Well, the jury is still out on that. While many people have strong opinions about the best brands of machine embroidery thread, I do not. I will use whatever I can get my hands on. If I were just starting out, I would recommend getting a variety pack of Exquisite brand machine embroidery thread from Amazon and see how you and your machine like it. It’s not expensive and you have a nice variety to get started.
Once you see what colors you use the most, you may want to buy the big spools of thread. I normally buy them from AllStitch.
Machine embroidery needles are another essential supply that you need to have on hand. Like thread, needles for machine embroidery are slightly different from their regular sewing machine counterpart.
The main difference between sewing and embroidery machine needles is that embroidery machine needles have a larger eye so that the thread can slip through faster.
Embroidery machine needles (like sewing machine needles) come in different sizes, with the most common being a 75/11. Start with these for any embroidery you do on mid-weight fabrics.
If you start getting into embroidering on very delicate items (like handkerchiefs), I would switch to a finer needle. Conversely, if you embroider on more heavy duty fabrics like leather and denim, then switch to a heavier weight needle.
For knits, it is recommended that you embroider with a ballpoint needle as the ballpoint pushes the material out of the way instead of piercing through it.
The final most essential supply you’ll need for machine embroidery is bobbin thread. But, this is another area where machine embroidery is different from sewing. When using an embroidery machine, you don’t usually want to match your bobbin thread to your top thread. The exception would be when you are doing in-the-hoop projects or making freestanding lace.
Machine embroidery bobbin thread is a lighter weight than machine embroidery top thread. This imbalance in weight is by design and helps pull the top thread to the back of your embroidery. It helps to prevent your bobbin thread from showing on top.
You can buy bobbin thread one of two ways. You can buy it on the spool and wind your own bobbins. Or, you can buy pre-wound bobbins which are pretty convenient but slightly more expensive.
So these are the most essential machine embroidery supplies you need to get started. You can purchase all of these supplies from specialty companies – or you can find all of the aforementioned items on Amazon.
Once you have all the supplies to do the embroidery, then you need to have something to do the embroidery on.
This is why you need blanks.
Blanks for machine embroidery
Blanks for machine embroidery are basically a blank canvas for your designs. They can be anything from t-shirts to bags, towels, and caps.
While you can buy blanks from just about anywhere, there are companies that specialize in machine embroidery blanks. And some of these companies have some really cute stuff. And some of them will give you a great price if you are a business who is reselling the items after you embroider on them.

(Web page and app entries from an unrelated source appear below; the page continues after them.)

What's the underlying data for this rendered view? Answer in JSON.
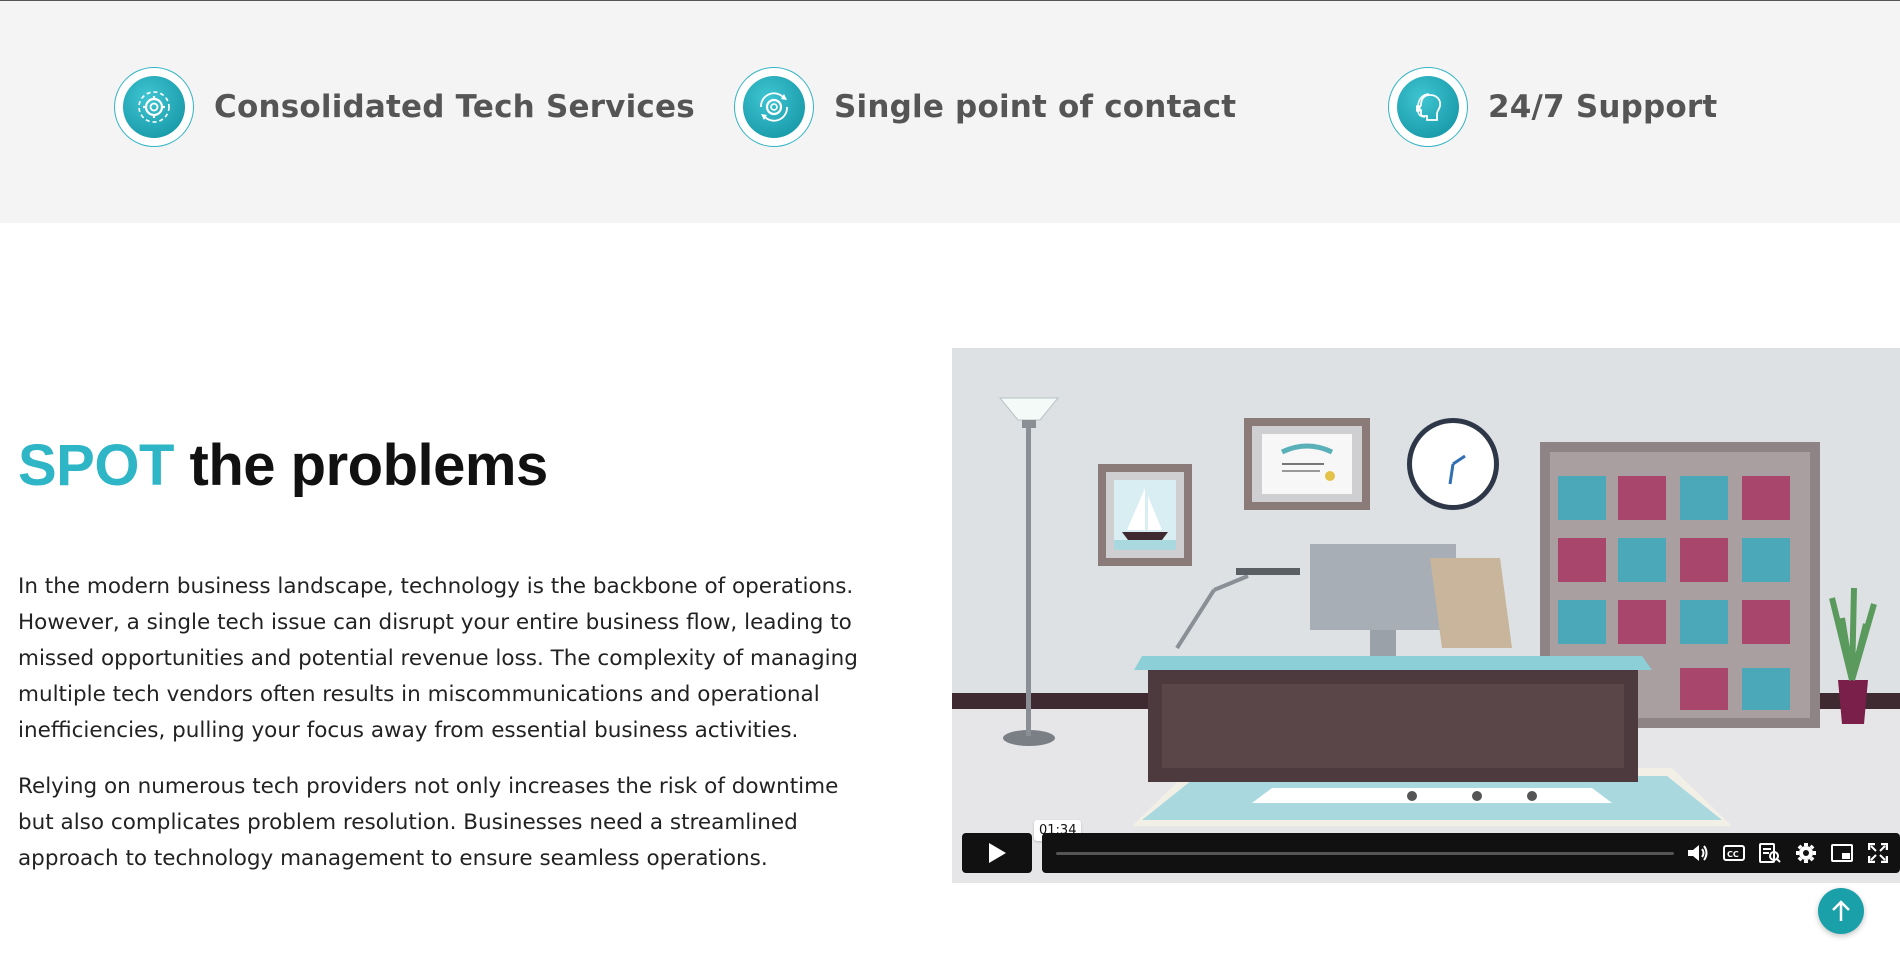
{
  "features": [
    {
      "label": "Consolidated Tech Services",
      "icon": "gear-cog-icon"
    },
    {
      "label": "Single point of contact",
      "icon": "gear-cycle-icon"
    },
    {
      "label": "24/7 Support",
      "icon": "headset-person-icon"
    }
  ],
  "problems": {
    "title_accent": "SPOT",
    "title_rest": " the problems",
    "paragraph_1": "In the modern business landscape, technology is the backbone of operations. However, a single tech issue can disrupt your entire business flow, leading to missed opportunities and potential revenue loss. The complexity of managing multiple tech vendors often results in miscommunications and operational inefficiencies, pulling your focus away from essential business activities.",
    "paragraph_2": "Relying on numerous tech providers not only increases the risk of downtime but also complicates problem resolution. Businesses need a streamlined approach to technology management to ensure seamless operations."
  },
  "video": {
    "time_tooltip": "01:34",
    "controls": [
      "play-icon",
      "volume-icon",
      "captions-icon",
      "transcript-icon",
      "settings-icon",
      "picture-in-picture-icon",
      "fullscreen-icon"
    ]
  },
  "colors": {
    "accent": "#2eb6c6",
    "feature_icon": "#1aa0b0",
    "scroll_top": "#1aa0a8"
  }
}
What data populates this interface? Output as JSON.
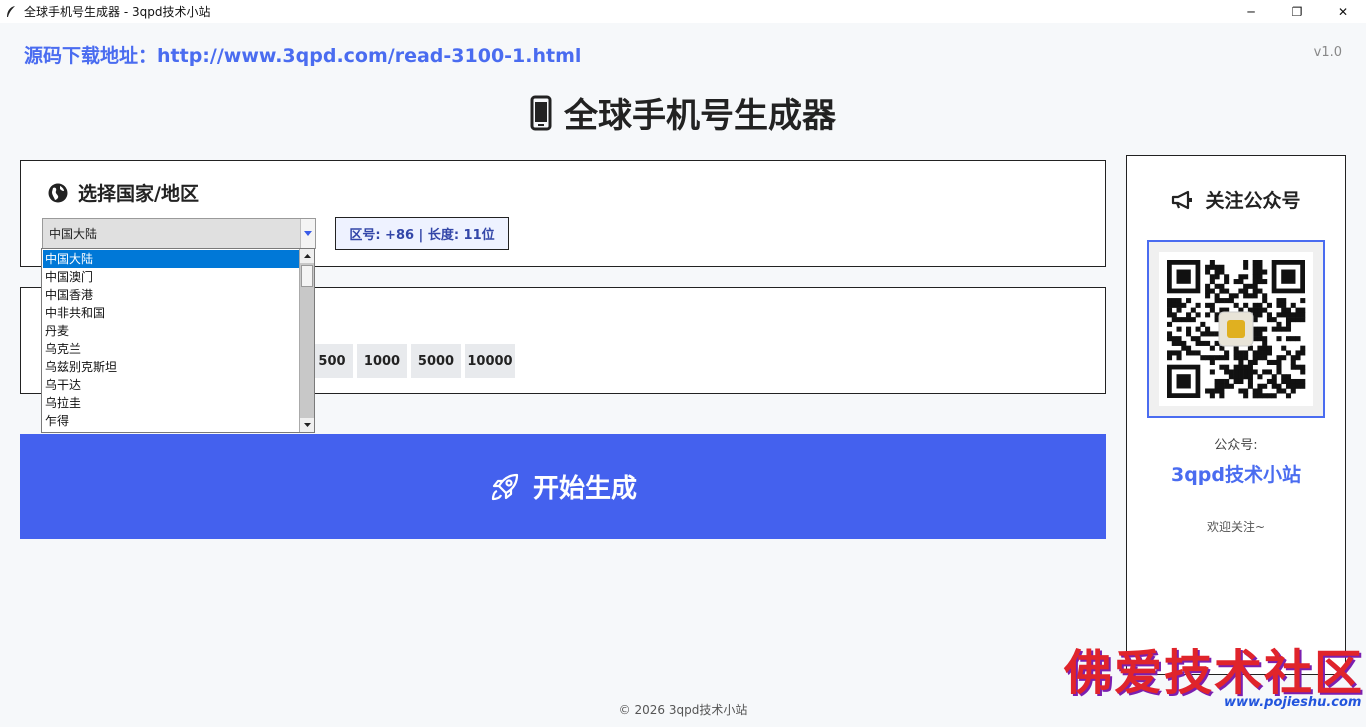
{
  "window": {
    "title": "全球手机号生成器 - 3qpd技术小站",
    "minimize": "─",
    "maximize": "❐",
    "close": "✕"
  },
  "header": {
    "source_link": "源码下载地址：http://www.3qpd.com/read-3100-1.html",
    "version": "v1.0",
    "main_title": "全球手机号生成器"
  },
  "country_section": {
    "heading": "选择国家/地区",
    "selected": "中国大陆",
    "info": "区号: +86 | 长度: 11位",
    "options": [
      "中国大陆",
      "中国澳门",
      "中国香港",
      "中非共和国",
      "丹麦",
      "乌克兰",
      "乌兹别克斯坦",
      "乌干达",
      "乌拉圭",
      "乍得"
    ]
  },
  "count_section": {
    "options_visible": [
      "500",
      "1000",
      "5000",
      "10000"
    ]
  },
  "generate": {
    "label": "开始生成"
  },
  "side_panel": {
    "heading": "关注公众号",
    "label": "公众号:",
    "name": "3qpd技术小站",
    "welcome": "欢迎关注~"
  },
  "footer": {
    "copyright": "© 2026 3qpd技术小站"
  },
  "watermark": {
    "text": "佛爱技术社区",
    "url": "www.pojieshu.com"
  },
  "colors": {
    "accent": "#4461ee",
    "link": "#4a6cf0",
    "selection": "#0078d7"
  }
}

In addition to these suppliers, I have found Amazon to be a tremendous resource for embroidery blanks. Getting the items within 48 hours has been very helpful when I’ve need to come up with an inexpensive gift in a pinch.
Now that you have all your essential machine embroidery supplies, are you ready to start embroidering?
I hope you can see now that there really aren’t that many machine embroidery supplies and blanks are essential for getting started with machine embroidery. Just invest in the bare minimum and acquire as needed.